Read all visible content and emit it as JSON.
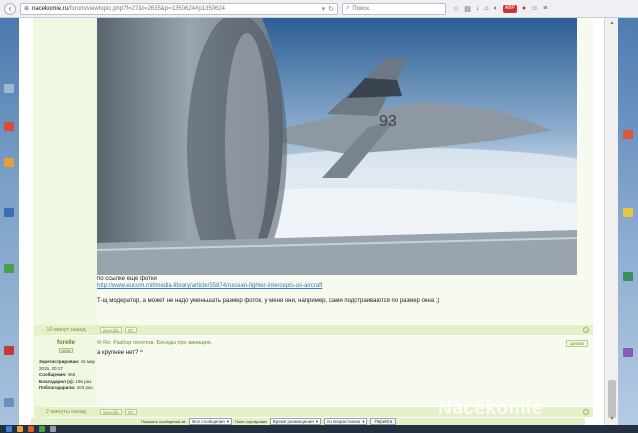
{
  "browser": {
    "url_domain": "nacekomie.ru",
    "url_path": "/forum/viewtopic.php?f=27&t=2635&p=1350624#p1350624",
    "search_placeholder": "Поиск",
    "adblock_badge": "ABP"
  },
  "post1": {
    "photo_number": "93",
    "caption": "по ссылке еще фотки",
    "link": "http://www.eucom.mil/media-library/article/35874/russian-fighter-intercepts-us-aircraft",
    "note": "Т-щ модератор, а может не надо уменьшать размер фоток, у меня они, например, сами подстраиваются по размер окна ;)",
    "time_ago": "10 минут назад",
    "report_label": "жалоба",
    "pm_label": "ЛС"
  },
  "post2": {
    "username": "forelle",
    "online_label": "online",
    "title": "Re: Разбор полетов. Беседы про авиацию.",
    "quote_label": "цитата",
    "text": "а крупнее нет? ^",
    "stats": [
      {
        "label": "Зарегистрирован:",
        "value": "16 мар 2015, 20:17"
      },
      {
        "label": "Сообщения:",
        "value": "466"
      },
      {
        "label": "Благодарил (а):",
        "value": "156 раз."
      },
      {
        "label": "Поблагодарили:",
        "value": "203 раз."
      }
    ],
    "time_ago": "2 минуты назад",
    "report_label": "жалоба",
    "pm_label": "ЛС"
  },
  "sort_bar": {
    "show_label": "Показать сообщения за:",
    "period_value": "Все сообщения",
    "sort_label": "Поле сортировки",
    "sort_value": "Время размещения",
    "order_value": "по возрастанию",
    "go_label": "Перейти"
  },
  "watermark": "Nacekomie"
}
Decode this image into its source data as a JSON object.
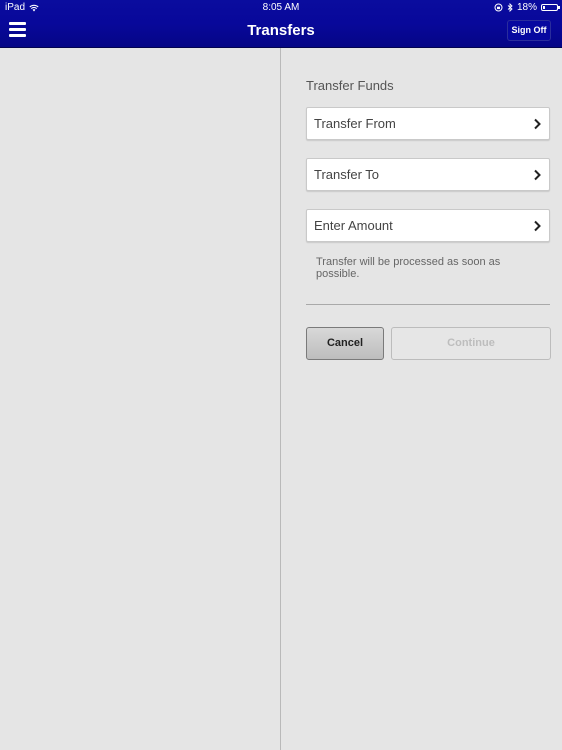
{
  "status_bar": {
    "device": "iPad",
    "time": "8:05 AM",
    "battery_percent": "18%",
    "battery_level": 0.18,
    "icons": [
      "wifi-icon",
      "orientation-lock-icon",
      "bluetooth-icon",
      "battery-icon"
    ]
  },
  "header": {
    "title": "Transfers",
    "sign_off_label": "Sign Off",
    "menu_icon": "hamburger-menu-icon",
    "bar_color": "#08089a"
  },
  "transfer_form": {
    "section_title": "Transfer Funds",
    "fields": [
      {
        "label": "Transfer From",
        "icon": "chevron-right-icon"
      },
      {
        "label": "Transfer To",
        "icon": "chevron-right-icon"
      },
      {
        "label": "Enter Amount",
        "icon": "chevron-right-icon"
      }
    ],
    "note": "Transfer will be processed as soon as possible.",
    "cancel_label": "Cancel",
    "continue_label": "Continue",
    "continue_enabled": false
  }
}
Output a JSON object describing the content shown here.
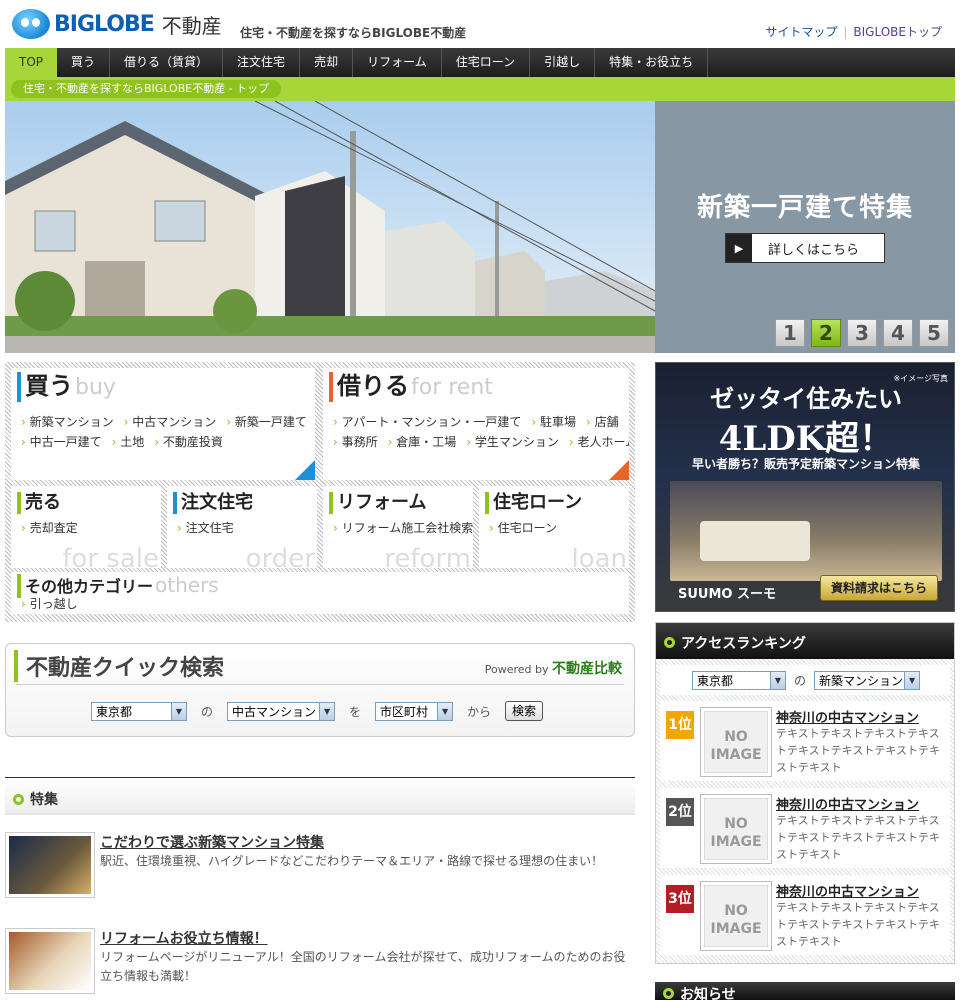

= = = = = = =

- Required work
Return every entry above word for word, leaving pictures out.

- Solution below
Read all visible content and emit it as JSON.
{
  "browser": {
    "url_domain": "nacekomie.ru",
    "url_path": "/forum/viewtopic.php?f=27&t=2635&p=1350624#p1350624",
    "search_placeholder": "Поиск",
    "adblock_badge": "ABP"
  },
  "post1": {
    "photo_number": "93",
    "caption": "по ссылке еще фотки",
    "link": "http://www.eucom.mil/media-library/article/35874/russian-fighter-intercepts-us-aircraft",
    "note": "Т-щ модератор, а может не надо уменьшать размер фоток, у меня они, например, сами подстраиваются по размер окна ;)",
    "time_ago": "10 минут назад",
    "report_label": "жалоба",
    "pm_label": "ЛС"
  },
  "post2": {
    "username": "forelle",
    "online_label": "online",
    "title": "Re: Разбор полетов. Беседы про авиацию.",
    "quote_label": "цитата",
    "text": "а крупнее нет? ^",
    "stats": [
      {
        "label": "Зарегистрирован:",
        "value": "16 мар 2015, 20:17"
      },
      {
        "label": "Сообщения:",
        "value": "466"
      },
      {
        "label": "Благодарил (а):",
        "value": "156 раз."
      },
      {
        "label": "Поблагодарили:",
        "value": "203 раз."
      }
    ],
    "time_ago": "2 минуты назад",
    "report_label": "жалоба",
    "pm_label": "ЛС"
  },
  "sort_bar": {
    "show_label": "Показать сообщения за:",
    "period_value": "Все сообщения",
    "sort_label": "Поле сортировки",
    "sort_value": "Время размещения",
    "order_value": "по возрастанию",
    "go_label": "Перейти"
  },
  "watermark": "Nacekomie"
}
Decode this image into its source data as a JSON object.
{
  "status_bar": {
    "device": "iPad",
    "time": "8:05 AM",
    "battery_percent": "18%",
    "battery_level": 0.18,
    "icons": [
      "wifi-icon",
      "orientation-lock-icon",
      "bluetooth-icon",
      "battery-icon"
    ]
  },
  "header": {
    "title": "Transfers",
    "sign_off_label": "Sign Off",
    "menu_icon": "hamburger-menu-icon",
    "bar_color": "#08089a"
  },
  "transfer_form": {
    "section_title": "Transfer Funds",
    "fields": [
      {
        "label": "Transfer From",
        "icon": "chevron-right-icon"
      },
      {
        "label": "Transfer To",
        "icon": "chevron-right-icon"
      },
      {
        "label": "Enter Amount",
        "icon": "chevron-right-icon"
      }
    ],
    "note": "Transfer will be processed as soon as possible.",
    "cancel_label": "Cancel",
    "continue_label": "Continue",
    "continue_enabled": false
  }
}
Output a JSON object describing the content shown here.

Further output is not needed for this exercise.